Patient-Reported Outcome Measures May Add Value in Breast Cancer Surgery
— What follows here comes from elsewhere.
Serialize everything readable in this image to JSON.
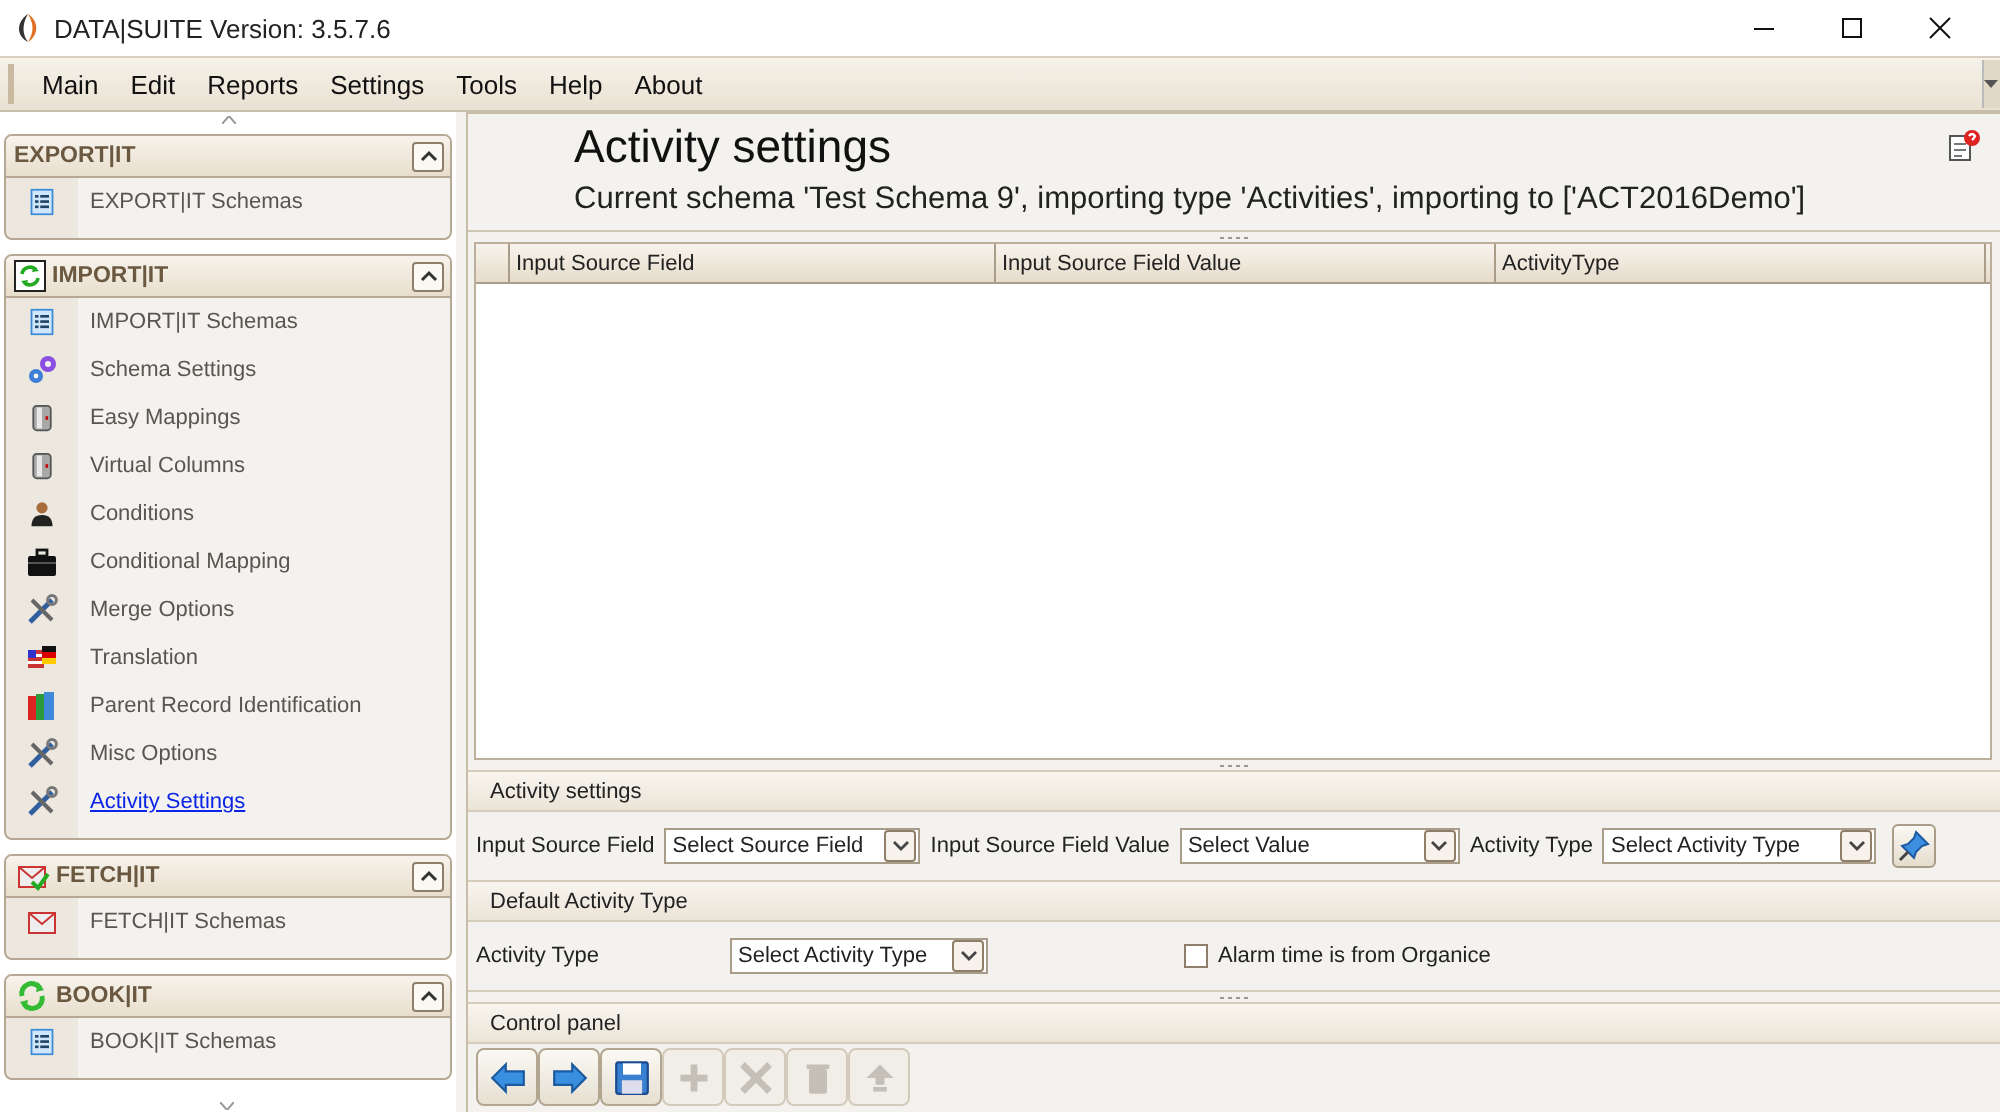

Purpose: Considering the comparable prognosis in early-stage breast cancer after breast-conserving therapy (BCT) and mastectomy, quality of life should be a focus in treatment decision(s). We retrospectively collected PROs and analyzed differences per type of surgery delivered. We aimed to obtain reference values helpful in shared decision-making. Patients and Methods: pTis-T3N0-3M0 patients operated between January 2005 and September 2016 were eligible if: (1) no chemotherapy was administered < 6 months prior to enrolment, and (2) identical surgeries were performed in case of bilateral surgery. After consent, EQ-5D-5L, EORTC-QLQ-C30/BR23, and BREAST-Q were administered. PROs were evaluated per baseline characteristics using multivariable linear regression models. Outcomes were compared for different surgeries as well as for primary (PBC) and second primary or recurrent (SBC) breast cancer patients using analyses of variance (ANOVAs). Results: The response rate was 68%. PROs in 612 PBC patients were comparable to those in 152 SBC patients. Multivariable analyses showed increasing age to be associated with lower “physical functioning” [β − 0.259, p < 0.001] and “sexual functioning” [β − 0.427, p < 0.001], and increasing time since surgery with less “fatigue” [β − 1.083, p < 0.001]. Mastectomy [β − 13.596, p = 0.003] and implant reconstruction [β − 13.040, p = 0.007] were associated with lower “satisfaction with breast” scores than BCT. Radiation therapy was associated with lower satisfaction scores than absence of radiotherapy. Discussion: PRO scores were associated with age, time since surgery, type of surgery, and radiation therapy in breast cancer patients. The scores serve as a reference value for different types of surgery in the study population and enable prospective use of PROs in shared decision-making.